• [Task instructions]: Below are the records. List every line holding the word "heart".

• [Data to use]:
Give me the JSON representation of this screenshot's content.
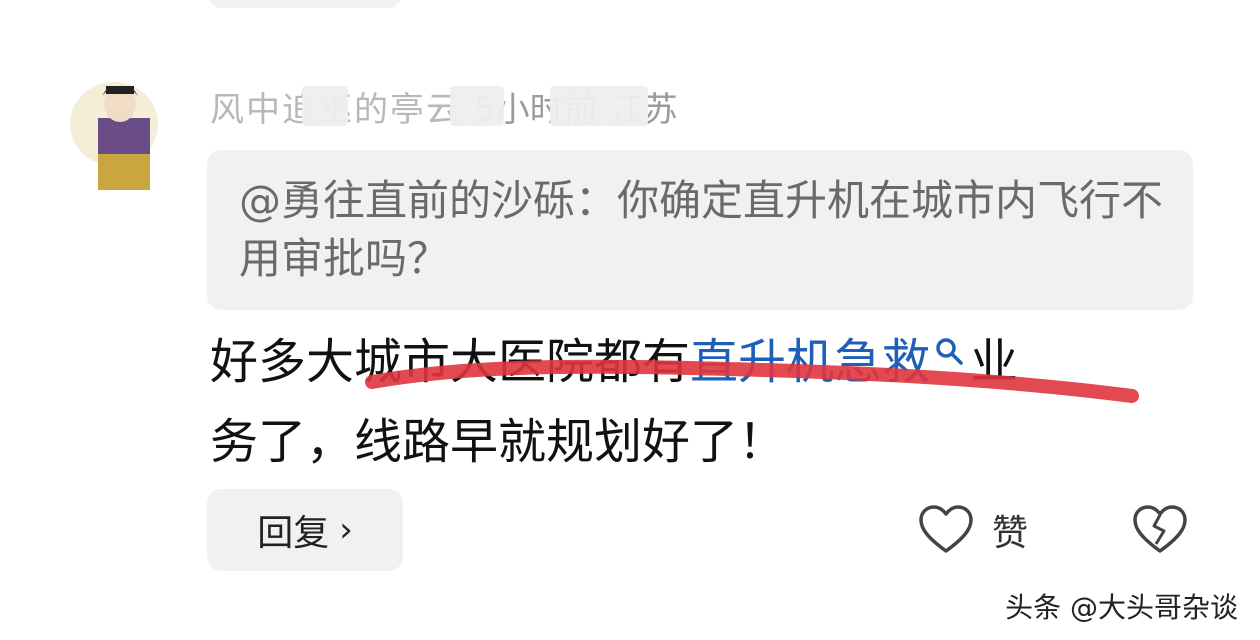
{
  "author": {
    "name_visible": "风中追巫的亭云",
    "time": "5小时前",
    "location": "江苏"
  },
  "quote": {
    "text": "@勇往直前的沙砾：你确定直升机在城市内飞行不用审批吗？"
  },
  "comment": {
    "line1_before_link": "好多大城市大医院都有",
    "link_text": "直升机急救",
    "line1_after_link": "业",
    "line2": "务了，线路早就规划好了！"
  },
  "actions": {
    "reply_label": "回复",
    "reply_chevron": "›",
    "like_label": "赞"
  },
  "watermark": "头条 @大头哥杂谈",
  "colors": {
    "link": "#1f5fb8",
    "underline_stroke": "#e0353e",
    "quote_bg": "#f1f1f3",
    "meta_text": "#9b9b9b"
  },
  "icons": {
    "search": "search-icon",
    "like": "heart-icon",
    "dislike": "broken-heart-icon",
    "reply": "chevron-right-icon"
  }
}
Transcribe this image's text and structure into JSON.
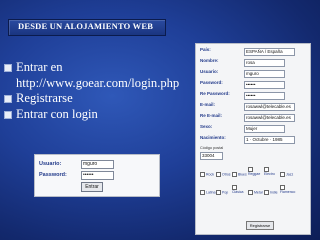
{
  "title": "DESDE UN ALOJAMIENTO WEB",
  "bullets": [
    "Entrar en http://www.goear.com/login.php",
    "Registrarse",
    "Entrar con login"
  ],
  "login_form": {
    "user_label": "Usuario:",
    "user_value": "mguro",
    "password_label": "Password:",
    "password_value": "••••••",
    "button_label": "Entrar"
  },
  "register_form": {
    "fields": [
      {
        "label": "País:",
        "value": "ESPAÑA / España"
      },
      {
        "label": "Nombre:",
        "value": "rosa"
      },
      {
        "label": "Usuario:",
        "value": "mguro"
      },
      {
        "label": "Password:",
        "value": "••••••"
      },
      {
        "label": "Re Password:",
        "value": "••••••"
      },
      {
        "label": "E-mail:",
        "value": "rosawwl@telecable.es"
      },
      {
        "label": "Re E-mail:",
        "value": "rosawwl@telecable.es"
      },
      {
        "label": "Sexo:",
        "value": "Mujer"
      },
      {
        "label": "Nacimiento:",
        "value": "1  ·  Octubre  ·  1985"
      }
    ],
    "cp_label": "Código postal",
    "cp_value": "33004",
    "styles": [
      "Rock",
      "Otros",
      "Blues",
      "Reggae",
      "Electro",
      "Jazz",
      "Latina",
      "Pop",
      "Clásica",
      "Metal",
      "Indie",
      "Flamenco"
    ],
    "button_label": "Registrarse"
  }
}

• [Finished task]:
    "like": "heart-icon",
    "dislike": "broken-heart-icon",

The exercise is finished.